▼▼▼
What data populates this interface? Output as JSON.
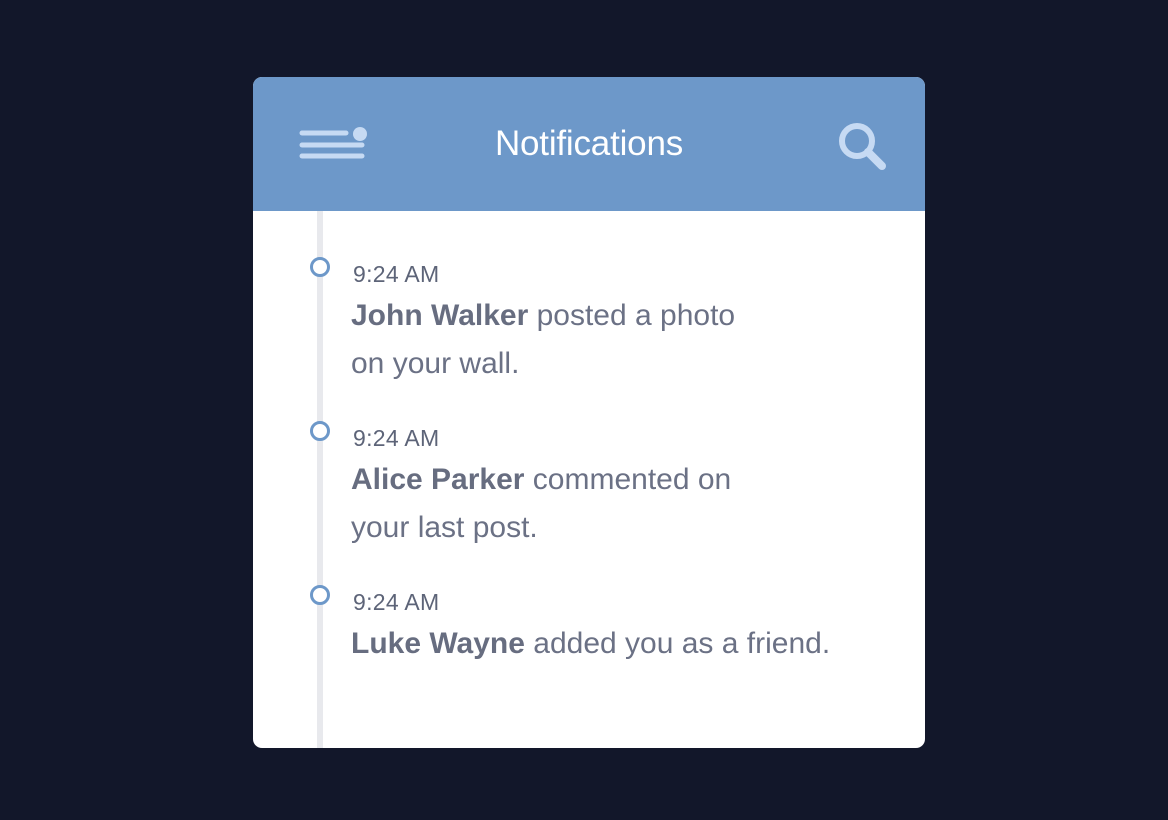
{
  "header": {
    "title": "Notifications",
    "menu_icon": "menu-icon",
    "search_icon": "search-icon"
  },
  "colors": {
    "background": "#12172a",
    "header": "#6d98c9",
    "accent_light": "#c6daf3",
    "text": "#6b7185",
    "timeline": "#e8e9ed"
  },
  "notifications": [
    {
      "time": "9:24 AM",
      "name": "John Walker",
      "line1": " posted a photo",
      "line2": "on your wall."
    },
    {
      "time": "9:24 AM",
      "name": "Alice Parker",
      "line1": " commented on",
      "line2": "your last post."
    },
    {
      "time": "9:24 AM",
      "name": "Luke Wayne",
      "line1": " added you as a friend.",
      "line2": ""
    }
  ]
}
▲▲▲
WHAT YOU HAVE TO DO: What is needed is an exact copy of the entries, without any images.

FINISHED TASK:
What data populates this interface? Output as JSON.
{
  "header": {
    "title": "Notifications",
    "menu_icon": "menu-icon",
    "search_icon": "search-icon"
  },
  "colors": {
    "background": "#12172a",
    "header": "#6d98c9",
    "accent_light": "#c6daf3",
    "text": "#6b7185",
    "timeline": "#e8e9ed"
  },
  "notifications": [
    {
      "time": "9:24 AM",
      "name": "John Walker",
      "line1": " posted a photo",
      "line2": "on your wall."
    },
    {
      "time": "9:24 AM",
      "name": "Alice Parker",
      "line1": " commented on",
      "line2": "your last post."
    },
    {
      "time": "9:24 AM",
      "name": "Luke Wayne",
      "line1": " added you as a friend.",
      "line2": ""
    }
  ]
}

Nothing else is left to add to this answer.